[[ Given data open ]]

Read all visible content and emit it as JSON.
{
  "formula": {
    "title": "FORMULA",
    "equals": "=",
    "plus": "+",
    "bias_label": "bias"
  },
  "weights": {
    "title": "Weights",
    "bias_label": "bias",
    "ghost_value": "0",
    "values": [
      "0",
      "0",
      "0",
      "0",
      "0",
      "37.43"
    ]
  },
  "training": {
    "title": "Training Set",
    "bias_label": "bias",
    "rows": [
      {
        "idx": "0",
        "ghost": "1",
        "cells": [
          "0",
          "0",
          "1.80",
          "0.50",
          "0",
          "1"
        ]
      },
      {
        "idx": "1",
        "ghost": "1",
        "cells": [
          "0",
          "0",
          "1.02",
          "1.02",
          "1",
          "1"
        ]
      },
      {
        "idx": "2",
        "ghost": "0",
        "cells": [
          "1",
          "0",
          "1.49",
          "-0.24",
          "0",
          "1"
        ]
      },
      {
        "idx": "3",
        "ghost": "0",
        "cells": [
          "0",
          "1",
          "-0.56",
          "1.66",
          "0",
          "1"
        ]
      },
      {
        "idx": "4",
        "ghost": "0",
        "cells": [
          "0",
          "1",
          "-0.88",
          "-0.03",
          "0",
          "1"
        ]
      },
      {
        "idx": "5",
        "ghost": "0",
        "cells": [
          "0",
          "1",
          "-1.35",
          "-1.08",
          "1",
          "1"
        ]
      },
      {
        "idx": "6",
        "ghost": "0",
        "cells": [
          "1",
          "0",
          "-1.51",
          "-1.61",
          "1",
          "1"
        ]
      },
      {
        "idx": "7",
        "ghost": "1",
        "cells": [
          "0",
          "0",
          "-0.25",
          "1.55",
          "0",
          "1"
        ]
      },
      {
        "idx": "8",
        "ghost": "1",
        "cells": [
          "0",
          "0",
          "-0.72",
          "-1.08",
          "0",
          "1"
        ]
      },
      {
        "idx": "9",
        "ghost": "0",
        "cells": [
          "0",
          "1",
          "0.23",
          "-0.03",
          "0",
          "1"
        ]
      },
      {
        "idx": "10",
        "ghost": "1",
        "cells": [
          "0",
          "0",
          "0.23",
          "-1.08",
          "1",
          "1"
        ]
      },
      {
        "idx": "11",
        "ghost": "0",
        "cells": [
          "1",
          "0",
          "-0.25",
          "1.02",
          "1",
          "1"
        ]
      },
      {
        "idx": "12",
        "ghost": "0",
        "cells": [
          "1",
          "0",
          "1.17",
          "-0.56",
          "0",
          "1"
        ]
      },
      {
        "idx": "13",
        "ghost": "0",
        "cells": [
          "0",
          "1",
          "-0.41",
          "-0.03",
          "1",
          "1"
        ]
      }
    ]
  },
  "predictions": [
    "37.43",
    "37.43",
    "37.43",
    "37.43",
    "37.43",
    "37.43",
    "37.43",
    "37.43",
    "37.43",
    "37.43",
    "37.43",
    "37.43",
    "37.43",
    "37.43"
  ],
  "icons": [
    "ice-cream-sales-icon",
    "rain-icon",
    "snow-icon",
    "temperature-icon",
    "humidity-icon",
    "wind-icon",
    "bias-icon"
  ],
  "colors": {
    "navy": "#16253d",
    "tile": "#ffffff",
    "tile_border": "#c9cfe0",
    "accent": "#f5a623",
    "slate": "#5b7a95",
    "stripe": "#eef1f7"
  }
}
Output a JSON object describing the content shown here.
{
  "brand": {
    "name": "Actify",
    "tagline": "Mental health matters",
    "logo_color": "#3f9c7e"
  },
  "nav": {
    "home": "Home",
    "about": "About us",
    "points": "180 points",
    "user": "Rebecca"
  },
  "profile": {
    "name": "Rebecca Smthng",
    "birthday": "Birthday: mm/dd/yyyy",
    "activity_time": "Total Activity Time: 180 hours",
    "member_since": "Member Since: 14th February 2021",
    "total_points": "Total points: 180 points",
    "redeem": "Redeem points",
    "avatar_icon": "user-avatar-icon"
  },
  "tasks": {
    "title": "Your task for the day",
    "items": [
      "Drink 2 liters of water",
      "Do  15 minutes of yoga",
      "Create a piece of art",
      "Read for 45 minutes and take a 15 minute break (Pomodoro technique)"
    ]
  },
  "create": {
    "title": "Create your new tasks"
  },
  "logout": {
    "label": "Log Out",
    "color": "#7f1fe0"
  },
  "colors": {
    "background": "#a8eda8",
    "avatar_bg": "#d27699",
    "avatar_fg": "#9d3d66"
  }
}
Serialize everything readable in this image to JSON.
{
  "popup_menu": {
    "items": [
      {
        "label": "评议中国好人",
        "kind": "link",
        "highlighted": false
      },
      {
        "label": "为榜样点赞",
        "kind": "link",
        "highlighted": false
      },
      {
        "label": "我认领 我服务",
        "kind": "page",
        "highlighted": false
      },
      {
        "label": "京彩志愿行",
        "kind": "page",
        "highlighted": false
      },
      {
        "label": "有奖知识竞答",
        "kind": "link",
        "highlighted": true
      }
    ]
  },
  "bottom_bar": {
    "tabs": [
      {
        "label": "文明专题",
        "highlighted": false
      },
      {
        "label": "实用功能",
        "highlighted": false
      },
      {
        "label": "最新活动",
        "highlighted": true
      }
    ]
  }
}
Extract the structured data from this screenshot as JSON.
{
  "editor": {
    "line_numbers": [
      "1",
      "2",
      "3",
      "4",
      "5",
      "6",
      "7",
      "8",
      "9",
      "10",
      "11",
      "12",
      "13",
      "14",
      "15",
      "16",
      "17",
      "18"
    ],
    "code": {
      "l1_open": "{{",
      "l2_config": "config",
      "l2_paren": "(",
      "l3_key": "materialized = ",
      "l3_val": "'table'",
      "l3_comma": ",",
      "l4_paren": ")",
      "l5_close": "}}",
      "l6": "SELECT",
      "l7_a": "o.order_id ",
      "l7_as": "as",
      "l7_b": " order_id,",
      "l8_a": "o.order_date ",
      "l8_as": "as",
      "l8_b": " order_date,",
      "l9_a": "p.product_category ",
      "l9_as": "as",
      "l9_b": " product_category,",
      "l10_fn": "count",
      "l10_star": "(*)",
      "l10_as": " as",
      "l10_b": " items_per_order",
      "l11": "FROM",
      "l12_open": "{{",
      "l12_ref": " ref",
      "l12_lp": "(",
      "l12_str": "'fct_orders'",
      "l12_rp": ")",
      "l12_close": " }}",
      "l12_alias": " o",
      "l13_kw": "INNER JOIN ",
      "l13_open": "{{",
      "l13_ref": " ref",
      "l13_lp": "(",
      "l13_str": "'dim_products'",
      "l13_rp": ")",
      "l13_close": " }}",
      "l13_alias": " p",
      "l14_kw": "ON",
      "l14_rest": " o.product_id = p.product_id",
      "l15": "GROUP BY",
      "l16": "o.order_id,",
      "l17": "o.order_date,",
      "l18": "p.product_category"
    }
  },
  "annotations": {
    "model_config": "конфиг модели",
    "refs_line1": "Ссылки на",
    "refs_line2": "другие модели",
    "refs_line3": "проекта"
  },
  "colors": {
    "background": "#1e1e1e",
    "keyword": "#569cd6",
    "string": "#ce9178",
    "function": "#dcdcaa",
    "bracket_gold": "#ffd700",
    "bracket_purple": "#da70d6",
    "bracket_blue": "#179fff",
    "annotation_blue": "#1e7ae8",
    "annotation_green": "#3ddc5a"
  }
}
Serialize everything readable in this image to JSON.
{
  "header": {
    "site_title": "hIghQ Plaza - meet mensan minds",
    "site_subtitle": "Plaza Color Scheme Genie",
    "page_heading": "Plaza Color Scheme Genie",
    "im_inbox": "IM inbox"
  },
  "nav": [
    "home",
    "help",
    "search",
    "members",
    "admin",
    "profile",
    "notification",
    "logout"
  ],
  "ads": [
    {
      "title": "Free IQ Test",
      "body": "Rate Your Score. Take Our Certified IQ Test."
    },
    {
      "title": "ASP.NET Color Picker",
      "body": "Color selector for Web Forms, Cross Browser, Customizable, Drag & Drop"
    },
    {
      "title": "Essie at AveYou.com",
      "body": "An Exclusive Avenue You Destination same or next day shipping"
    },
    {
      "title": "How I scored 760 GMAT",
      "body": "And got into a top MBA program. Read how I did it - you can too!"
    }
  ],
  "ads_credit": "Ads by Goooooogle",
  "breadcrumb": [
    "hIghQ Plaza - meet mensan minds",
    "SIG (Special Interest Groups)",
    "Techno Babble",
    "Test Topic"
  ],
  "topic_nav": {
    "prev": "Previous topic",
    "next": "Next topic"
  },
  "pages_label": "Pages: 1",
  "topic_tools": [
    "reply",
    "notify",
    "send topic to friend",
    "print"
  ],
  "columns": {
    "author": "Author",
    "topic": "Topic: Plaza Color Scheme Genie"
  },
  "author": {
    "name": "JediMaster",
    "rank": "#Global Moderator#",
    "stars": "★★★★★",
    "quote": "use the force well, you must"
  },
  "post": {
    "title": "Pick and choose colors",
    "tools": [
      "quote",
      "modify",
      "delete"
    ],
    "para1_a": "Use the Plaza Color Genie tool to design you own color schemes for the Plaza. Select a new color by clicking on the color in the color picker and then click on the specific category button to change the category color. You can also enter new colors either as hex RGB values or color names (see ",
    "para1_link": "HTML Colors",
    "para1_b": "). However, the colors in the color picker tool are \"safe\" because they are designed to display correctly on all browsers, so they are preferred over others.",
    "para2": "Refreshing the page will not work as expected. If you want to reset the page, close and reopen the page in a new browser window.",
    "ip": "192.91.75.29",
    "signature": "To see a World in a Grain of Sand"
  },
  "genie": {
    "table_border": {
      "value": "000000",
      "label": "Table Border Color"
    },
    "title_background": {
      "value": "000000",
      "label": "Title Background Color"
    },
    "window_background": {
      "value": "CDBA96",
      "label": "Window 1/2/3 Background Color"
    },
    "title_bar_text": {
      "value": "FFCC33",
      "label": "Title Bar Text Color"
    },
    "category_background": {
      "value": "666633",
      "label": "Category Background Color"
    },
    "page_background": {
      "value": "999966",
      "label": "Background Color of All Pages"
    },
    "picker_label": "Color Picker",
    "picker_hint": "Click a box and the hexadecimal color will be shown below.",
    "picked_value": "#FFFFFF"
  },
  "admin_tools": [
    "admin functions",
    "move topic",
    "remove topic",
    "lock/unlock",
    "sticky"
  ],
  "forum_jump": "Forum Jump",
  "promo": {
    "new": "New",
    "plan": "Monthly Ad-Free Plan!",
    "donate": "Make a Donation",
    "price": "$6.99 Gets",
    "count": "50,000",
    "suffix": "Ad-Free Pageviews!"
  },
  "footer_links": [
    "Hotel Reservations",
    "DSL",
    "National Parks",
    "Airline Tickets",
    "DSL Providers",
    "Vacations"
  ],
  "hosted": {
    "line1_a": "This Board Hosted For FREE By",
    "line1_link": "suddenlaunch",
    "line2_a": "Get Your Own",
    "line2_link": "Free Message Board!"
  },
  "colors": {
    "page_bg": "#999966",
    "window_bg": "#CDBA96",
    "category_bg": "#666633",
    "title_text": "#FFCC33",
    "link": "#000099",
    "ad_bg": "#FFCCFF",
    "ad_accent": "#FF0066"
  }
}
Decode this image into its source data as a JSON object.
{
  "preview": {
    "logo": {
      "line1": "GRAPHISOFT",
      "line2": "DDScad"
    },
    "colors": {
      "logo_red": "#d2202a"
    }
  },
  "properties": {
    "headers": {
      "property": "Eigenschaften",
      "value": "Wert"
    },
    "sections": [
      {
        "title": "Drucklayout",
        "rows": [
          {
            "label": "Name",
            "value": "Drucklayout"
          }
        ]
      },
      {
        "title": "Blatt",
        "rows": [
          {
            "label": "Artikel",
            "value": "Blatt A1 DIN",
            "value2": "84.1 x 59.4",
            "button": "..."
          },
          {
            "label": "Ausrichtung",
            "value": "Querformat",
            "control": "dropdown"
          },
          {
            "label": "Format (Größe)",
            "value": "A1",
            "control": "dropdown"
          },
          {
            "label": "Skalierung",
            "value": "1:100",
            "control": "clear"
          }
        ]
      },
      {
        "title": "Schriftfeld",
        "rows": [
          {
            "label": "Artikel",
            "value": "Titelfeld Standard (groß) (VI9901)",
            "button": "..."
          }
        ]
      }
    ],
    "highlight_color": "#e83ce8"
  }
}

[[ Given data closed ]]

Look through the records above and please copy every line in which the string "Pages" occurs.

Reply:
  "pages_label": "Pages: 1",
      "label": "Background Color of All Pages"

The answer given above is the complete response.